*Assignment:* The lines to copy are those in the records below that hold the word "seconds".

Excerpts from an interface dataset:
============
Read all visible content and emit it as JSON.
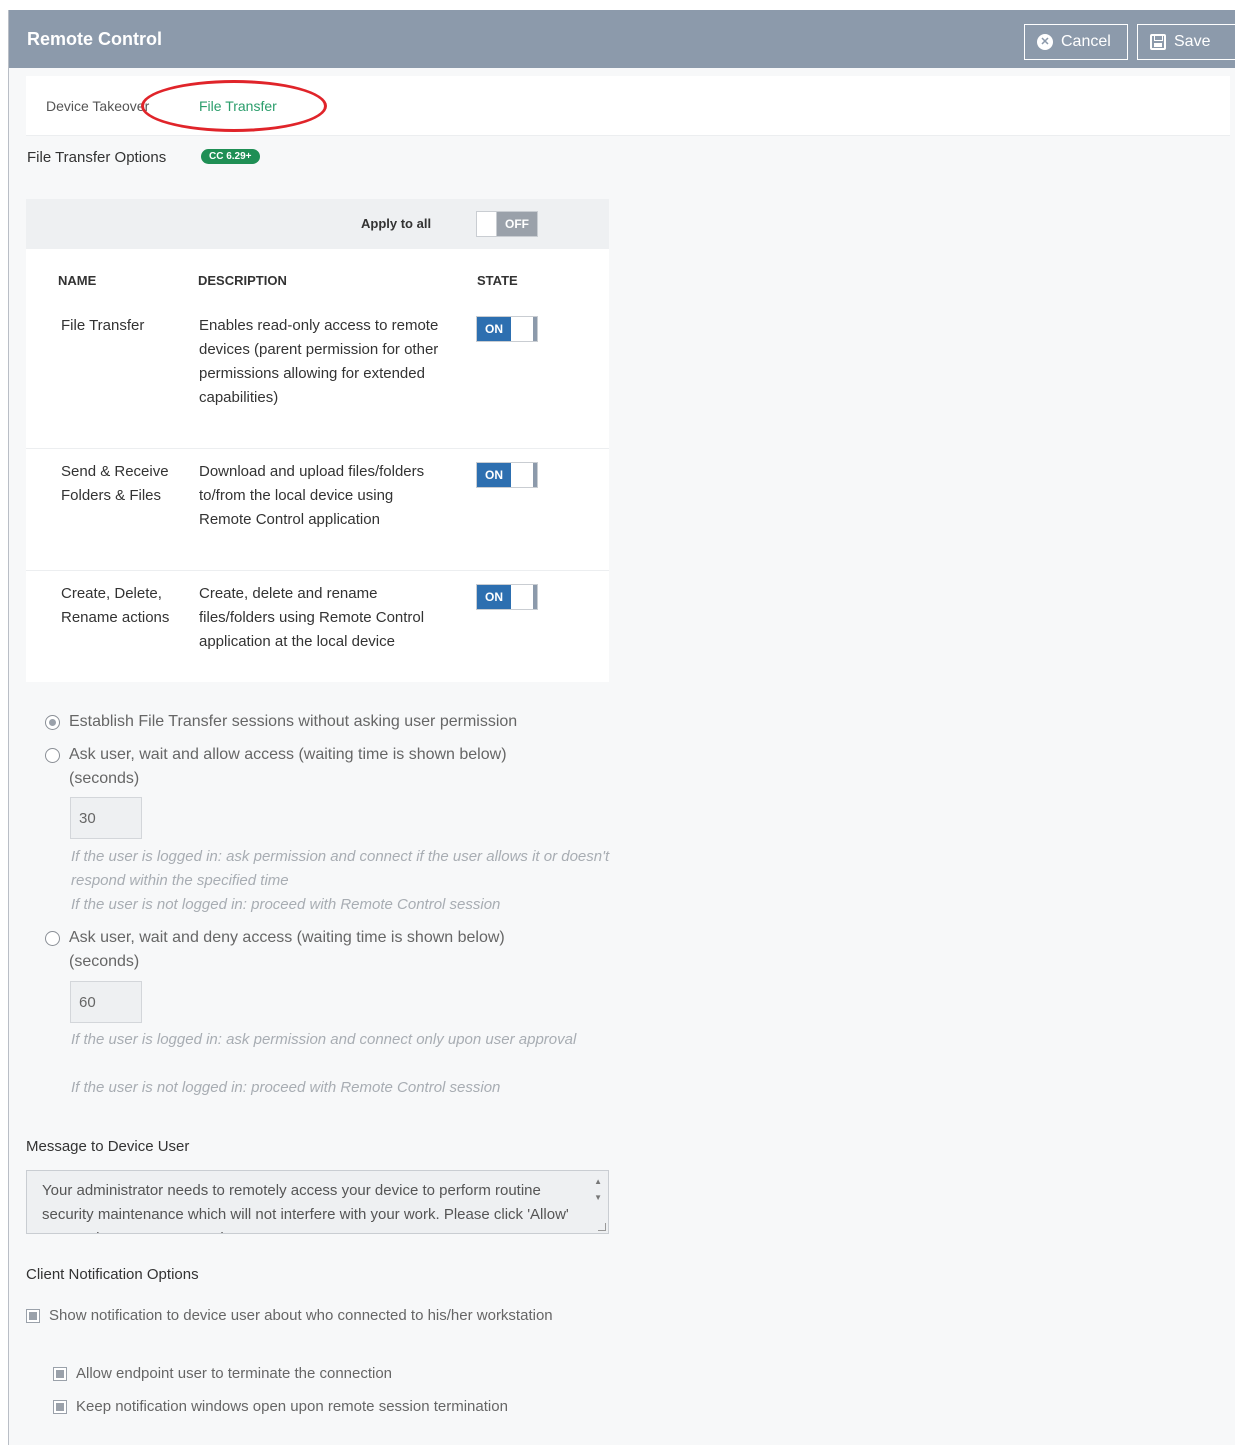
{
  "header": {
    "title": "Remote Control",
    "cancel_label": "Cancel",
    "save_label": "Save",
    "bg_color": "#8c9aab"
  },
  "tabs": [
    {
      "label": "Device Takeover",
      "active": false
    },
    {
      "label": "File Transfer",
      "active": true
    }
  ],
  "section": {
    "title": "File Transfer Options",
    "badge": "CC 6.29+"
  },
  "table": {
    "apply_to_all_label": "Apply to all",
    "apply_to_all_state": "OFF",
    "headers": {
      "name": "NAME",
      "description": "DESCRIPTION",
      "state": "STATE"
    },
    "rows": [
      {
        "name": "File Transfer",
        "description": "Enables read-only access to remote devices (parent permission for other permissions allowing for extended capabilities)",
        "state": "ON"
      },
      {
        "name": "Send & Receive Folders & Files",
        "description": "Download and upload files/folders to/from the local device using Remote Control application",
        "state": "ON"
      },
      {
        "name": "Create, Delete, Rename actions",
        "description": "Create, delete and rename files/folders using Remote Control application at the local device",
        "state": "ON"
      }
    ]
  },
  "session_options": {
    "selected": 0,
    "opt1": "Establish File Transfer sessions without asking user permission",
    "opt2": "Ask user, wait and allow access (waiting time is shown below) (seconds)",
    "opt2_value": "30",
    "opt2_note1": "If the user is logged in: ask permission and connect if the user allows it or doesn't respond within the specified time",
    "opt2_note2": "If the user is not logged in: proceed with Remote Control session",
    "opt3": "Ask user, wait and deny access (waiting time is shown below) (seconds)",
    "opt3_value": "60",
    "opt3_note1": "If the user is logged in: ask permission and connect only upon user approval",
    "opt3_note2": "If the user is not logged in: proceed with Remote Control session"
  },
  "message": {
    "title": "Message to Device User",
    "text": "Your administrator needs to remotely access your device to perform routine security maintenance which will not interfere with your work. Please click 'Allow' to start the remote connection."
  },
  "client_notification": {
    "title": "Client Notification Options",
    "show_notification": "Show notification to device user about who connected to his/her workstation",
    "allow_terminate": "Allow endpoint user to terminate the connection",
    "keep_open": "Keep notification windows open upon remote session termination"
  },
  "colors": {
    "accent_green": "#2a9d6b",
    "on_blue": "#2d6fb0",
    "annotation_red": "#e0242a"
  }
}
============
*Problem solution:*
    "opt2": "Ask user, wait and allow access (waiting time is shown below) (seconds)",
    "opt3": "Ask user, wait and deny access (waiting time is shown below) (seconds)",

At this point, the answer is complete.